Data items
###

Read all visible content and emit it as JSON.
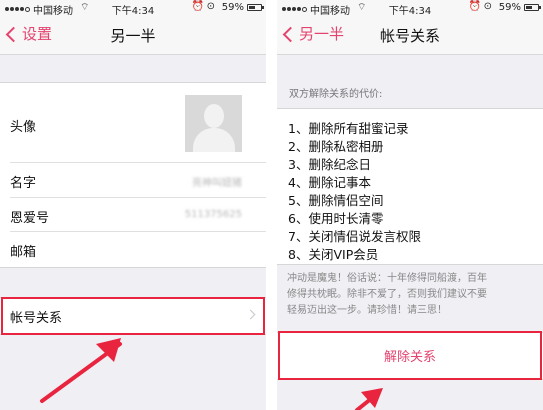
{
  "status_bar": {
    "carrier": "中国移动",
    "time": "下午4:34",
    "battery_percent": "59%",
    "battery_level": 0.59,
    "icons": [
      "wifi-icon",
      "alarm-icon",
      "lock-rotation-icon",
      "battery-icon"
    ]
  },
  "left": {
    "nav": {
      "back_label": "设置",
      "title": "另一半"
    },
    "rows": {
      "avatar_label": "头像",
      "name_label": "名字",
      "name_value": "亮神叫妞猪",
      "love_id_label": "恩爱号",
      "love_id_value": "511375625",
      "email_label": "邮箱",
      "account_label": "帐号关系"
    }
  },
  "right": {
    "nav": {
      "back_label": "另一半",
      "title": "帐号关系"
    },
    "cost_header": "双方解除关系的代价:",
    "consequences": [
      "1、删除所有甜蜜记录",
      "2、删除私密相册",
      "3、删除纪念日",
      "4、删除记事本",
      "5、删除情侣空间",
      "6、使用时长清零",
      "7、关闭情侣说发言权限",
      "8、关闭VIP会员"
    ],
    "warning_lines": [
      "冲动是魔鬼！俗话说：十年修得同船渡，百年",
      "修得共枕眠。除非不爱了，否则我们建议不要",
      "轻易迈出这一步。请珍惜！请三思！"
    ],
    "unbind_button": "解除关系"
  },
  "colors": {
    "accent": "#e4436f",
    "highlight": "#e8243f",
    "background": "#efeff4"
  }
}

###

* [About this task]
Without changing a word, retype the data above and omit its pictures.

* [Response box]
Read all visible content and emit it as JSON.
{
  "status_bar": {
    "carrier": "中国移动",
    "time": "下午4:34",
    "battery_percent": "59%",
    "battery_level": 0.59,
    "icons": [
      "wifi-icon",
      "alarm-icon",
      "lock-rotation-icon",
      "battery-icon"
    ]
  },
  "left": {
    "nav": {
      "back_label": "设置",
      "title": "另一半"
    },
    "rows": {
      "avatar_label": "头像",
      "name_label": "名字",
      "name_value": "亮神叫妞猪",
      "love_id_label": "恩爱号",
      "love_id_value": "511375625",
      "email_label": "邮箱",
      "account_label": "帐号关系"
    }
  },
  "right": {
    "nav": {
      "back_label": "另一半",
      "title": "帐号关系"
    },
    "cost_header": "双方解除关系的代价:",
    "consequences": [
      "1、删除所有甜蜜记录",
      "2、删除私密相册",
      "3、删除纪念日",
      "4、删除记事本",
      "5、删除情侣空间",
      "6、使用时长清零",
      "7、关闭情侣说发言权限",
      "8、关闭VIP会员"
    ],
    "warning_lines": [
      "冲动是魔鬼！俗话说：十年修得同船渡，百年",
      "修得共枕眠。除非不爱了，否则我们建议不要",
      "轻易迈出这一步。请珍惜！请三思！"
    ],
    "unbind_button": "解除关系"
  },
  "colors": {
    "accent": "#e4436f",
    "highlight": "#e8243f",
    "background": "#efeff4"
  }
}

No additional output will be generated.